Upon An Ancient Sycamore A Sturdy Bough

Upon an ancient sycamore
A sturdy bough there grew,
And foster’d myriads of leaves
That hid itself from view.
When winter came with angry breath,
The bough was brown and bare;
Gone were the summer-hearted leaves
That once were nurtured there.

Thus with vain man.

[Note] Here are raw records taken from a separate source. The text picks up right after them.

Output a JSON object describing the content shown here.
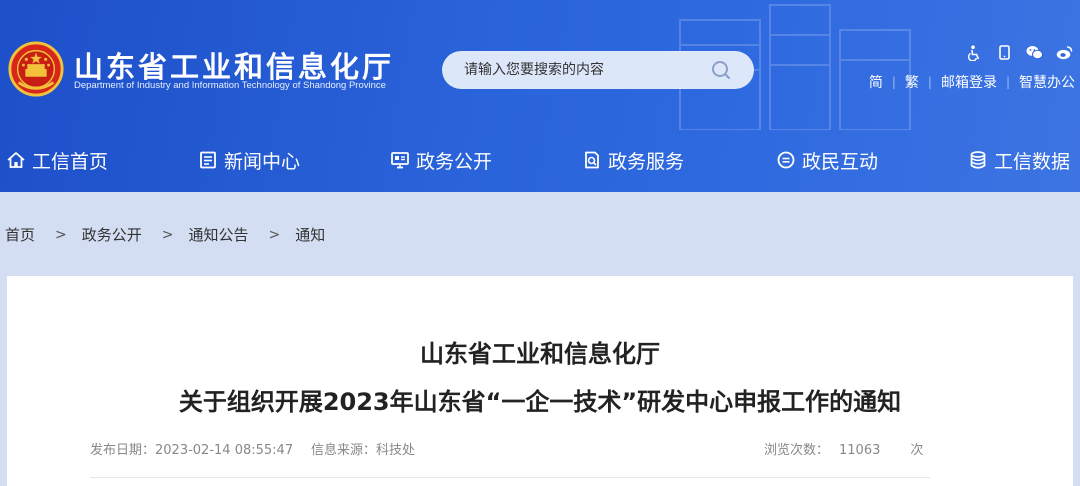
{
  "header": {
    "title": "山东省工业和信息化厅",
    "subtitle": "Department of Industry and Information Technology of Shandong Province",
    "search_placeholder": "请输入您要搜索的内容",
    "tool_icons": [
      "accessibility-icon",
      "mobile-icon",
      "wechat-icon",
      "weibo-icon"
    ],
    "links": {
      "simplified": "简",
      "traditional": "繁",
      "mail_login": "邮箱登录",
      "smart_office": "智慧办公"
    }
  },
  "nav": {
    "items": [
      {
        "label": "工信首页",
        "icon": "home-icon"
      },
      {
        "label": "新闻中心",
        "icon": "news-icon"
      },
      {
        "label": "政务公开",
        "icon": "monitor-icon"
      },
      {
        "label": "政务服务",
        "icon": "service-icon"
      },
      {
        "label": "政民互动",
        "icon": "chat-icon"
      },
      {
        "label": "工信数据",
        "icon": "database-icon"
      }
    ]
  },
  "breadcrumb": {
    "items": [
      "首页",
      "政务公开",
      "通知公告",
      "通知"
    ],
    "separator": ">"
  },
  "article": {
    "org": "山东省工业和信息化厅",
    "title": "关于组织开展2023年山东省“一企一技术”研发中心申报工作的通知",
    "publish_label": "发布日期：",
    "publish_date": "2023-02-14 08:55:47",
    "source_label": "信息来源：",
    "source": "科技处",
    "views_label": "浏览次数：",
    "views": "11063",
    "views_unit": "次"
  },
  "colors": {
    "header_blue": "#2a63da",
    "page_bg": "#d4def2",
    "search_bg": "#dde7fa"
  }
}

In summer days
The world around him clings;
It guiles his heart and o’er his faults
A leafy mantle flings;
It blinds him, till the bitter day

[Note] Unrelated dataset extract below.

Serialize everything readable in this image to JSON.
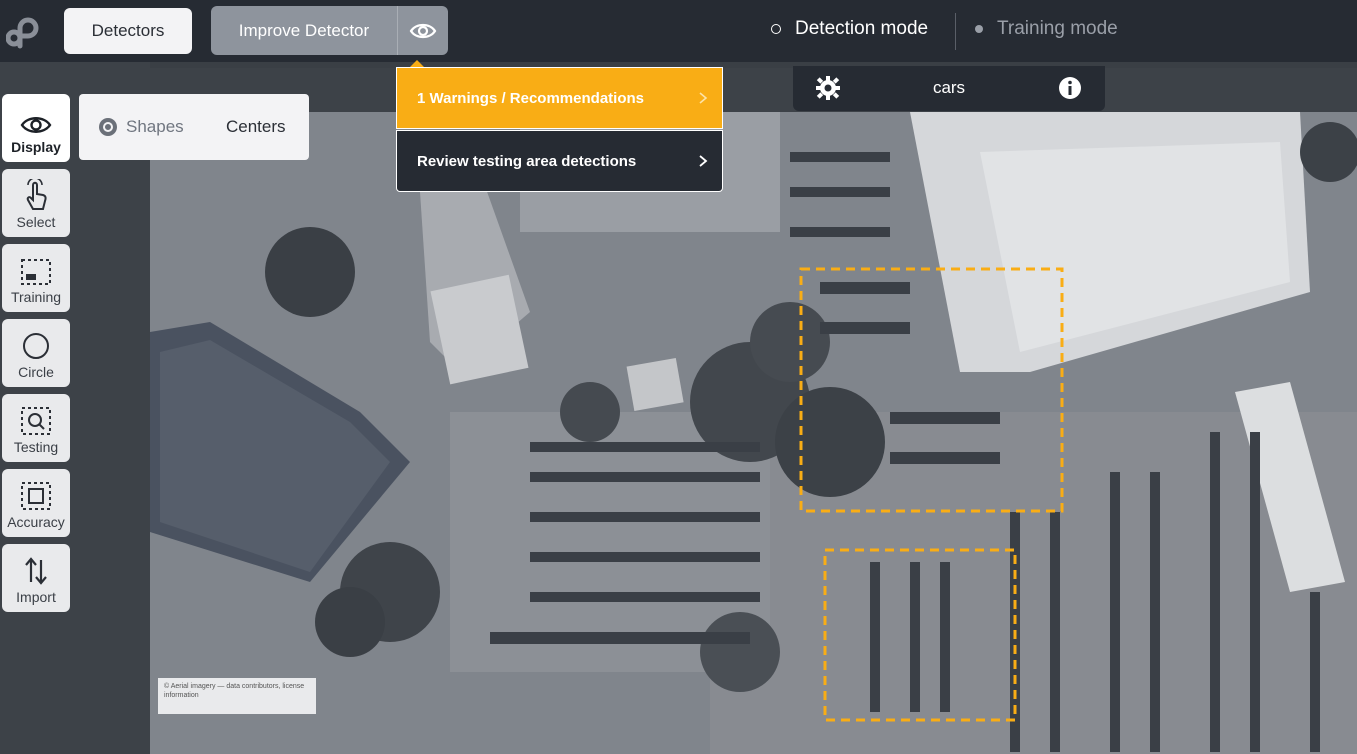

Of pain and death comes on;
And leaves him, then, to bear his woes
Unaided and alone.

Not so the lowly man who walks
The path the Jesus trod,
Who daily learns to die; whose “life
Is hid with Christ in God.”
The world between his soul and God
Can never intervene;
In joy or sorrow, life or death,
His hope is ever green.